MATERIAL FOR THE TASK:
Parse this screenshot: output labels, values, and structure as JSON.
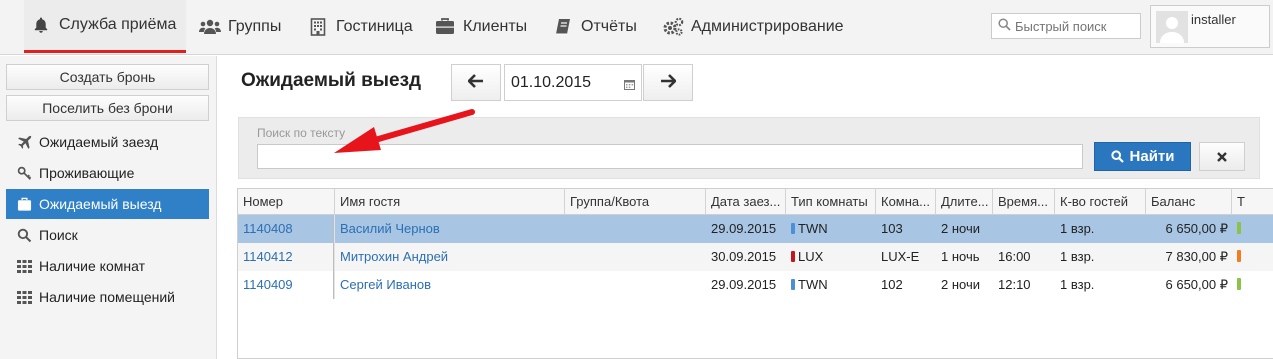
{
  "nav": {
    "items": [
      {
        "label": "Служба приёма",
        "icon": "bell-icon"
      },
      {
        "label": "Группы",
        "icon": "users-icon"
      },
      {
        "label": "Гостиница",
        "icon": "building-icon"
      },
      {
        "label": "Клиенты",
        "icon": "briefcase-icon"
      },
      {
        "label": "Отчёты",
        "icon": "book-icon"
      },
      {
        "label": "Администрирование",
        "icon": "gears-icon"
      }
    ],
    "active": "Служба приёма",
    "active_color": "#e21e1e",
    "quick_search_placeholder": "Быстрый поиск",
    "user": "installer"
  },
  "sidebar": {
    "buttons": [
      "Создать бронь",
      "Поселить без брони"
    ],
    "items": [
      {
        "label": "Ожидаемый заезд",
        "icon": "plane-icon"
      },
      {
        "label": "Проживающие",
        "icon": "key-icon"
      },
      {
        "label": "Ожидаемый выезд",
        "icon": "suitcase-icon"
      },
      {
        "label": "Поиск",
        "icon": "search-icon"
      },
      {
        "label": "Наличие комнат",
        "icon": "grid-icon"
      },
      {
        "label": "Наличие помещений",
        "icon": "grid-icon"
      }
    ],
    "active": "Ожидаемый выезд",
    "active_color": "#2f80c6"
  },
  "main": {
    "title": "Ожидаемый выезд",
    "date": "01.10.2015",
    "search": {
      "label": "Поиск по тексту",
      "value": "",
      "find_label": "Найти",
      "find_color": "#2a77bf"
    }
  },
  "table": {
    "columns": [
      "Номер",
      "Имя гостя",
      "Группа/Квота",
      "Дата заез...",
      "Тип комнаты",
      "Комна...",
      "Длите...",
      "Время...",
      "К-во гостей",
      "Баланс",
      "Т"
    ],
    "rows": [
      {
        "number": "1140408",
        "guest": "Василий Чернов",
        "group": "",
        "arrival": "29.09.2015",
        "room_type": "TWN",
        "type_color": "#4a90d9",
        "room": "103",
        "duration": "2 ночи",
        "time": "",
        "guests": "1 взр.",
        "balance": "6 650,00 ₽",
        "status_color": "#8bc34a",
        "selected": true
      },
      {
        "number": "1140412",
        "guest": "Митрохин Андрей",
        "group": "",
        "arrival": "30.09.2015",
        "room_type": "LUX",
        "type_color": "#c0181f",
        "room": "LUX-E",
        "duration": "1 ночь",
        "time": "16:00",
        "guests": "1 взр.",
        "balance": "7 830,00 ₽",
        "status_color": "#f47c20",
        "selected": false
      },
      {
        "number": "1140409",
        "guest": "Сергей Иванов",
        "group": "",
        "arrival": "29.09.2015",
        "room_type": "TWN",
        "type_color": "#4a90d9",
        "room": "102",
        "duration": "2 ночи",
        "time": "12:10",
        "guests": "1 взр.",
        "balance": "6 650,00 ₽",
        "status_color": "#8bc34a",
        "selected": false
      }
    ]
  },
  "annotation": {
    "type": "arrow",
    "color": "#e8141b"
  }
}
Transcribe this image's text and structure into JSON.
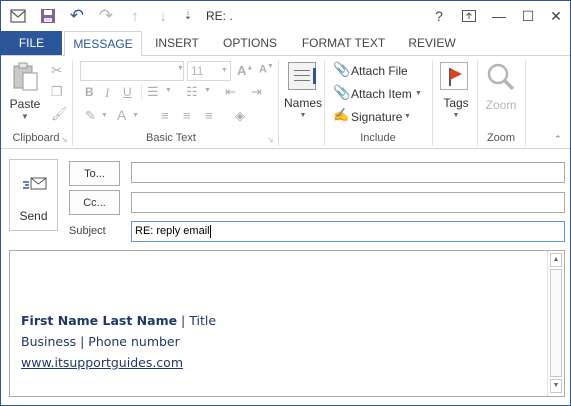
{
  "window": {
    "title": "RE: .",
    "help": "?",
    "restore": "⧉",
    "minimize": "—",
    "maximize": "☐",
    "close": "✕"
  },
  "tabs": [
    "FILE",
    "MESSAGE",
    "INSERT",
    "OPTIONS",
    "FORMAT TEXT",
    "REVIEW"
  ],
  "ribbon": {
    "clipboard": {
      "paste_label": "Paste",
      "group_label": "Clipboard"
    },
    "basic_text": {
      "font_size": "11",
      "group_label": "Basic Text"
    },
    "names": {
      "label": "Names"
    },
    "include": {
      "attach_file": "Attach File",
      "attach_item": "Attach Item",
      "signature": "Signature",
      "group_label": "Include"
    },
    "tags": {
      "label": "Tags"
    },
    "zoom": {
      "button_label": "Zoom",
      "group_label": "Zoom"
    }
  },
  "compose": {
    "send_label": "Send",
    "to_label": "To...",
    "cc_label": "Cc...",
    "subject_label": "Subject",
    "to_value": "",
    "cc_value": "",
    "subject_value": "RE: reply email"
  },
  "signature": {
    "name": "First Name Last Name",
    "separator": " | ",
    "title": "Title",
    "business_line": "Business | Phone number",
    "website": "www.itsupportguides.com"
  },
  "colors": {
    "accent": "#2b579a",
    "signature": "#1f3864",
    "flag": "#d24726"
  },
  "icons": [
    "send-mail-icon",
    "paste-icon",
    "cut-icon",
    "copy-icon",
    "format-painter-icon",
    "address-book-icon",
    "paperclip-icon",
    "signature-icon",
    "flag-icon",
    "magnifier-icon"
  ]
}
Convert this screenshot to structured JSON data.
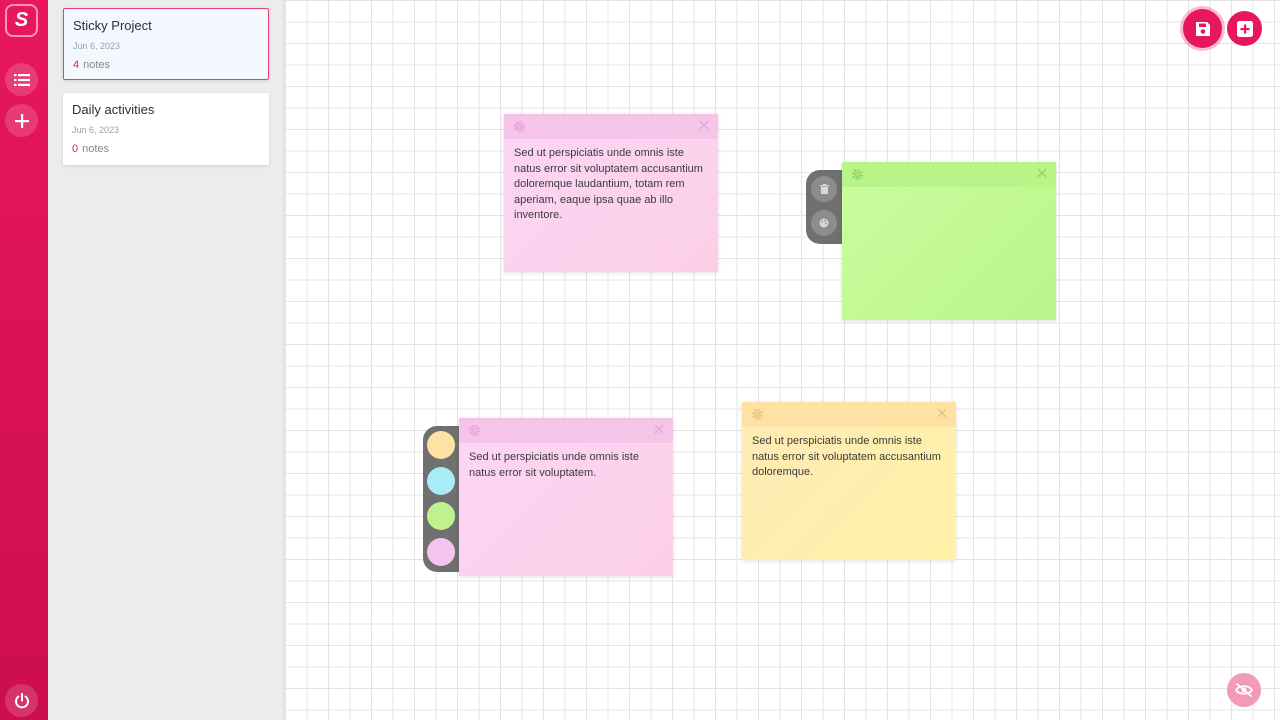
{
  "app": {
    "logo_letter": "S"
  },
  "projects": [
    {
      "name": "Sticky Project",
      "date": "Jun 6, 2023",
      "count": "4",
      "count_label": "notes"
    },
    {
      "name": "Daily activities",
      "date": "Jun 6, 2023",
      "count": "0",
      "count_label": "notes"
    }
  ],
  "notes": [
    {
      "color": "pink",
      "text": "Sed ut perspiciatis unde omnis iste natus error sit voluptatem accusantium doloremque laudantium, totam rem aperiam, eaque ipsa quae ab illo inventore."
    },
    {
      "color": "green",
      "text": ""
    },
    {
      "color": "pink",
      "text": "Sed ut perspiciatis unde omnis iste natus error sit voluptatem."
    },
    {
      "color": "yellow",
      "text": "Sed ut perspiciatis unde omnis iste natus error sit voluptatem accusantium doloremque."
    }
  ],
  "palette": [
    "#fde2a4",
    "#a8ecf5",
    "#bff28f",
    "#f5c4ee"
  ],
  "colors": {
    "accent": "#e8175d",
    "panel": "#ececec",
    "menu": "#707070"
  }
}
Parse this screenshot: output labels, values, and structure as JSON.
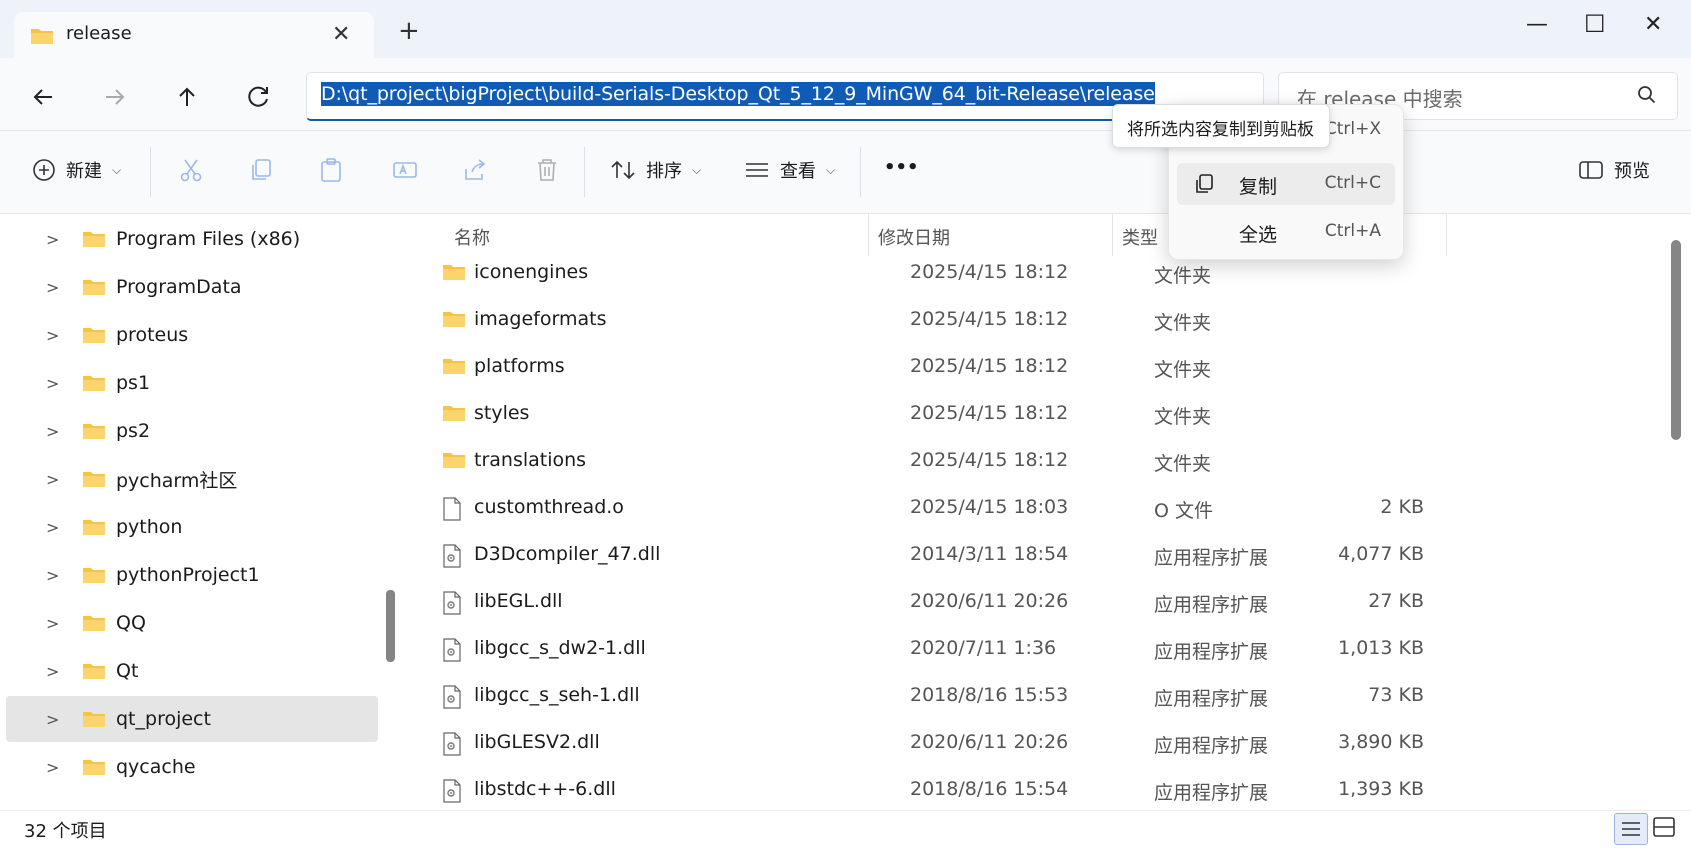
{
  "tab": {
    "title": "release"
  },
  "address": {
    "path": "D:\\qt_project\\bigProject\\build-Serials-Desktop_Qt_5_12_9_MinGW_64_bit-Release\\release"
  },
  "search": {
    "placeholder": "在 release 中搜索"
  },
  "toolbar": {
    "new_label": "新建",
    "sort_label": "排序",
    "view_label": "查看",
    "more_label": "•••",
    "preview_label": "预览"
  },
  "sidebar": {
    "items": [
      {
        "label": "Program Files (x86)"
      },
      {
        "label": "ProgramData"
      },
      {
        "label": "proteus"
      },
      {
        "label": "ps1"
      },
      {
        "label": "ps2"
      },
      {
        "label": "pycharm社区"
      },
      {
        "label": "python"
      },
      {
        "label": "pythonProject1"
      },
      {
        "label": "QQ"
      },
      {
        "label": "Qt"
      },
      {
        "label": "qt_project"
      },
      {
        "label": "qycache"
      }
    ],
    "selected_index": 10
  },
  "columns": {
    "name": "名称",
    "date": "修改日期",
    "type": "类型"
  },
  "files": [
    {
      "name": "iconengines",
      "date": "2025/4/15 18:12",
      "type": "文件夹",
      "size": "",
      "kind": "folder"
    },
    {
      "name": "imageformats",
      "date": "2025/4/15 18:12",
      "type": "文件夹",
      "size": "",
      "kind": "folder"
    },
    {
      "name": "platforms",
      "date": "2025/4/15 18:12",
      "type": "文件夹",
      "size": "",
      "kind": "folder"
    },
    {
      "name": "styles",
      "date": "2025/4/15 18:12",
      "type": "文件夹",
      "size": "",
      "kind": "folder"
    },
    {
      "name": "translations",
      "date": "2025/4/15 18:12",
      "type": "文件夹",
      "size": "",
      "kind": "folder"
    },
    {
      "name": "customthread.o",
      "date": "2025/4/15 18:03",
      "type": "O 文件",
      "size": "2 KB",
      "kind": "file"
    },
    {
      "name": "D3Dcompiler_47.dll",
      "date": "2014/3/11 18:54",
      "type": "应用程序扩展",
      "size": "4,077 KB",
      "kind": "dll"
    },
    {
      "name": "libEGL.dll",
      "date": "2020/6/11 20:26",
      "type": "应用程序扩展",
      "size": "27 KB",
      "kind": "dll"
    },
    {
      "name": "libgcc_s_dw2-1.dll",
      "date": "2020/7/11 1:36",
      "type": "应用程序扩展",
      "size": "1,013 KB",
      "kind": "dll"
    },
    {
      "name": "libgcc_s_seh-1.dll",
      "date": "2018/8/16 15:53",
      "type": "应用程序扩展",
      "size": "73 KB",
      "kind": "dll"
    },
    {
      "name": "libGLESV2.dll",
      "date": "2020/6/11 20:26",
      "type": "应用程序扩展",
      "size": "3,890 KB",
      "kind": "dll"
    },
    {
      "name": "libstdc++-6.dll",
      "date": "2018/8/16 15:54",
      "type": "应用程序扩展",
      "size": "1,393 KB",
      "kind": "dll"
    }
  ],
  "status": {
    "count_text": "32 个项目"
  },
  "context_menu": {
    "items": [
      {
        "label": "",
        "shortcut": "Ctrl+X"
      },
      {
        "label": "复制",
        "shortcut": "Ctrl+C"
      },
      {
        "label": "全选",
        "shortcut": "Ctrl+A"
      }
    ]
  },
  "tooltip": {
    "text": "将所选内容复制到剪贴板"
  },
  "colors": {
    "accent": "#0f5bb5",
    "folder": "#f6c343",
    "selection": "#e5e5e5"
  }
}
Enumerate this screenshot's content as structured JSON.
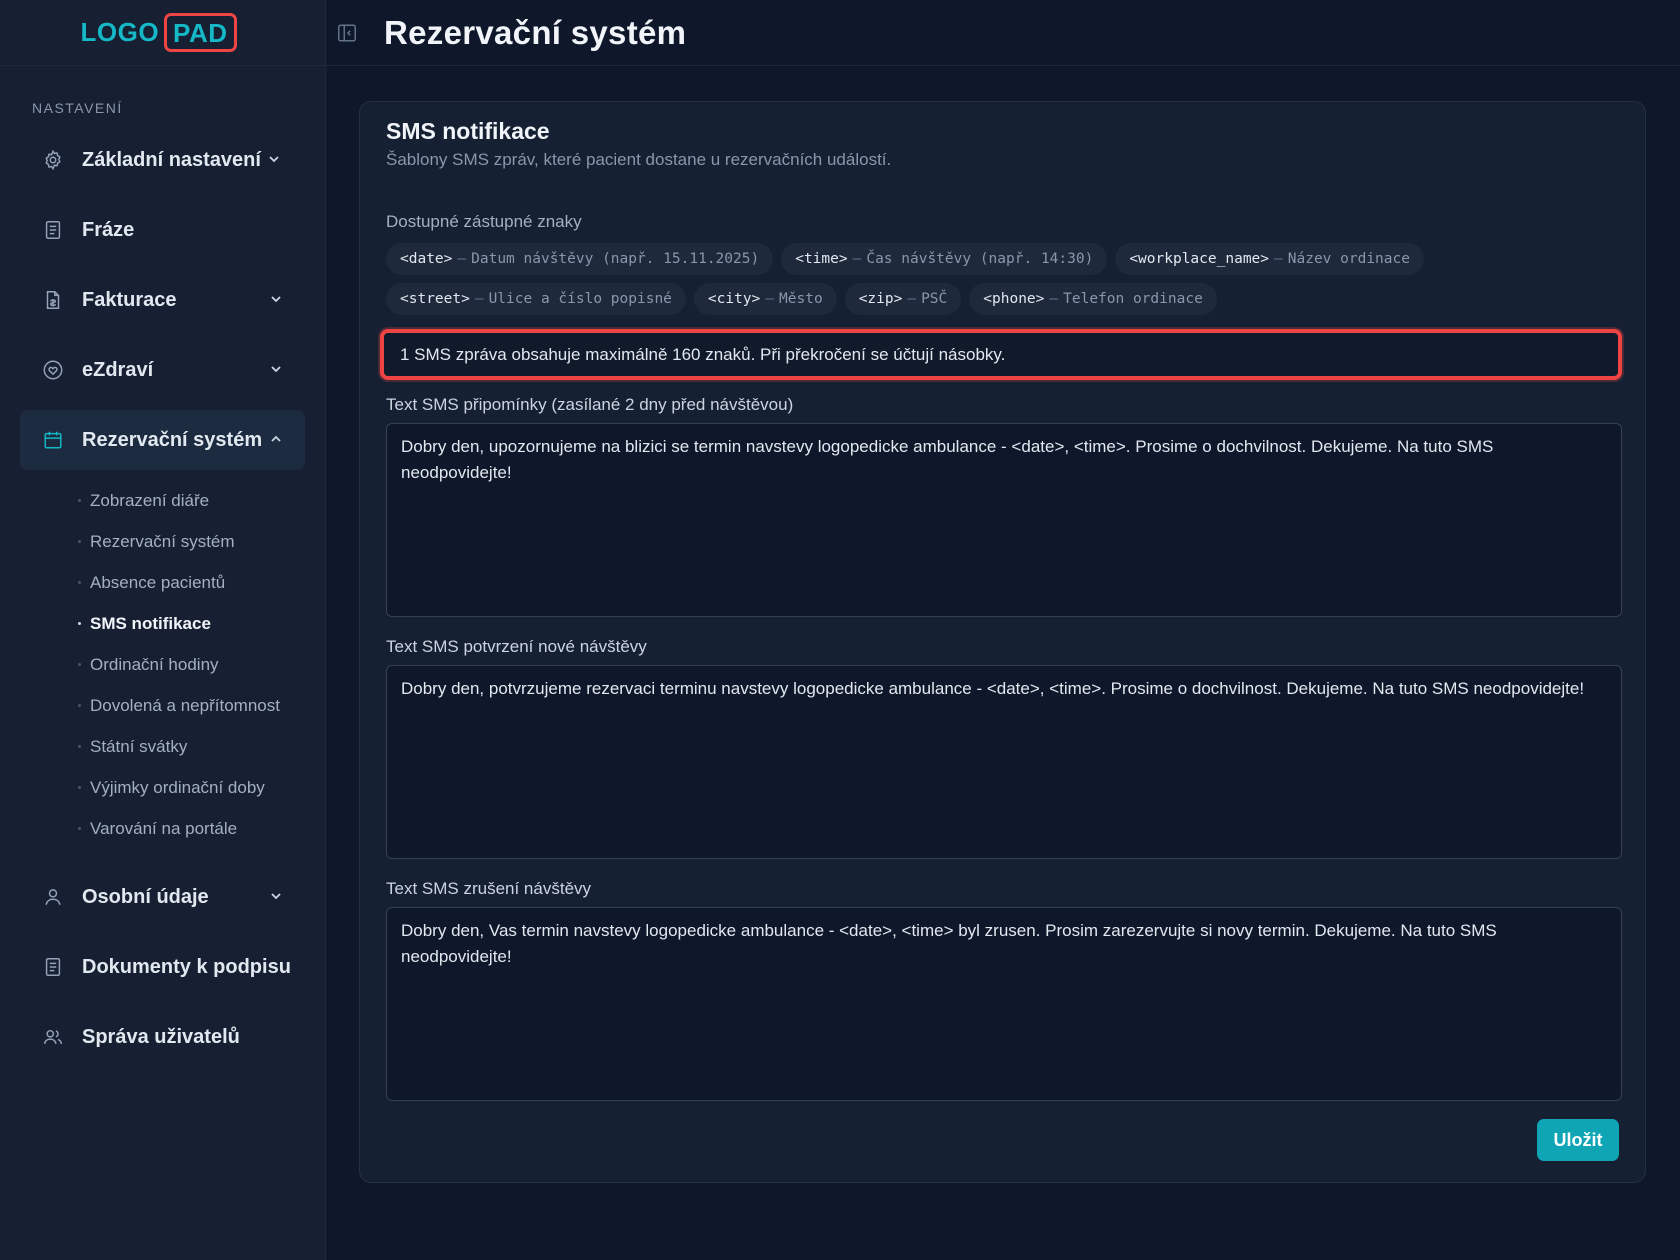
{
  "logo": {
    "part1": "LOGO",
    "part2": "PAD"
  },
  "header": {
    "title": "Rezervační systém"
  },
  "sidebar": {
    "section_label": "NASTAVENÍ",
    "items": [
      {
        "label": "Základní nastavení",
        "icon": "gear-icon"
      },
      {
        "label": "Fráze",
        "icon": "document-icon"
      },
      {
        "label": "Fakturace",
        "icon": "invoice-icon"
      },
      {
        "label": "eZdraví",
        "icon": "heart-icon"
      },
      {
        "label": "Rezervační systém",
        "icon": "calendar-icon"
      },
      {
        "label": "Osobní údaje",
        "icon": "user-icon"
      },
      {
        "label": "Dokumenty k podpisu",
        "icon": "document-icon"
      },
      {
        "label": "Správa uživatelů",
        "icon": "users-icon"
      }
    ],
    "sub_items": [
      "Zobrazení diáře",
      "Rezervační systém",
      "Absence pacientů",
      "SMS notifikace",
      "Ordinační hodiny",
      "Dovolená a nepřítomnost",
      "Státní svátky",
      "Výjimky ordinační doby",
      "Varování na portále"
    ],
    "current_sub": "SMS notifikace"
  },
  "card": {
    "title": "SMS notifikace",
    "subtitle": "Šablony SMS zpráv, které pacient dostane u rezervačních událostí.",
    "placeholders_label": "Dostupné zástupné znaky",
    "placeholders": [
      {
        "token": "<date>",
        "desc": "Datum návštěvy (např. 15.11.2025)"
      },
      {
        "token": "<time>",
        "desc": "Čas návštěvy (např. 14:30)"
      },
      {
        "token": "<workplace_name>",
        "desc": "Název ordinace"
      },
      {
        "token": "<street>",
        "desc": "Ulice a číslo popisné"
      },
      {
        "token": "<city>",
        "desc": "Město"
      },
      {
        "token": "<zip>",
        "desc": "PSČ"
      },
      {
        "token": "<phone>",
        "desc": "Telefon ordinace"
      }
    ],
    "dash": "–",
    "info": "1 SMS zpráva obsahuje maximálně 160 znaků. Při překročení se účtují násobky.",
    "fields": [
      {
        "label": "Text SMS připomínky (zasílané 2 dny před návštěvou)",
        "value": "Dobry den, upozornujeme na blizici se termin navstevy logopedicke ambulance - <date>, <time>. Prosime o dochvilnost. Dekujeme. Na tuto SMS neodpovidejte!"
      },
      {
        "label": "Text SMS potvrzení nové návštěvy",
        "value": "Dobry den, potvrzujeme rezervaci terminu navstevy logopedicke ambulance - <date>, <time>. Prosime o dochvilnost. Dekujeme. Na tuto SMS neodpovidejte!"
      },
      {
        "label": "Text SMS zrušení návštěvy",
        "value": "Dobry den, Vas termin navstevy logopedicke ambulance - <date>, <time> byl zrusen. Prosim zarezervujte si novy termin. Dekujeme. Na tuto SMS neodpovidejte!"
      }
    ],
    "save_label": "Uložit"
  },
  "colors": {
    "accent": "#14b8c6",
    "highlight": "#ef4444",
    "background": "#0f172a"
  }
}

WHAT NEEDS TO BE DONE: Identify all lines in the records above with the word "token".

SOLUTION FOR THIS EXERCISE:
        "token": "<date>",
        "token": "<time>",
        "token": "<workplace_name>",
        "token": "<street>",
        "token": "<city>",
        "token": "<zip>",
        "token": "<phone>",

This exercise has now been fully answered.